In previous years, Congress has stepped in to save the Chesapeake Bay Program from similar proposals by the Trump administration.

The Chesapeake Bay Program funnels about three-quarters of it’s $73 million budget directly to D.C. and the five states with rivers draining into the Chesapeake Bay – Maryland, Virginia, West Virginia, Pennsylvania, Delaware and New York (home to the headwaters of the Susquehanna River).

The money funds water quality monitoring and clean up efforts such as direct support to farmers to help them reduce the polluted runoff from the spreading of fertilizer and raw manure they spread on fields.

However, the program’s most powerful role is being the coordinator and negotiator of a partnership between federal agencies and the watershed states. The program helps set policy and goals as well as providing the hard data and scientific analysis needed by decision makers in each state.

The program also helps implement the Chesapeake Bay Blueprint, which includes a “pollution diet” with benchmarks that all five states and D.C. can be held accountable for.

Between the states and the federal government, $569.2 million was spent on cleanup efforts in 2017 alone.

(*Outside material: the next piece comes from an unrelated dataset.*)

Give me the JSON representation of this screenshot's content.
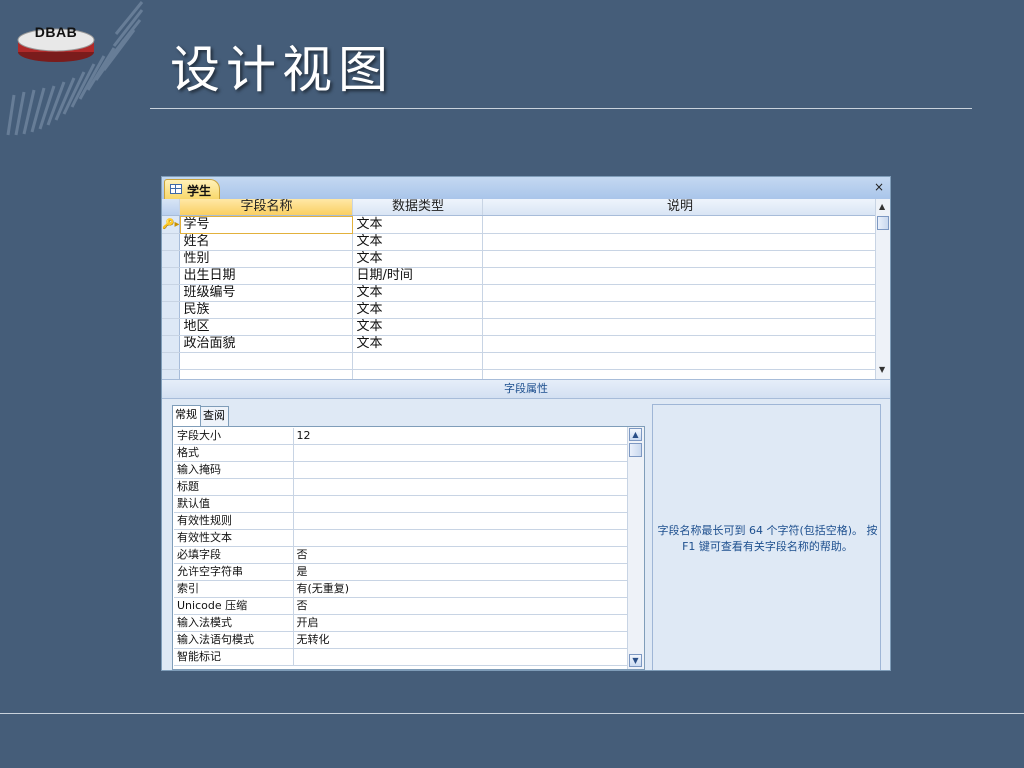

The Chesapeake Bay Program uses its comparatively small $73 million budget to coordinate the plan for spending that money most effectively.

One state can not clean up the Chesapeake Bay without cooperation from the others.

In that respect, you could think of the EPA’s Chesapeake Bay Program as like a football coach and the states as players.   

The Program makes sure everybody is running the same plays, and the team has been winning.

Since 2009, sediment, nitrogen and phosphorous pollution in the Bay have fallen significantly.

In 2018, for the first time in modern history underwater grasses in the Bay have surpassed 100,000 acres.

That’s why slashing the Chesapeake Bay Program’s budget 90 percent is like firing a winning coach in the middle of the big game.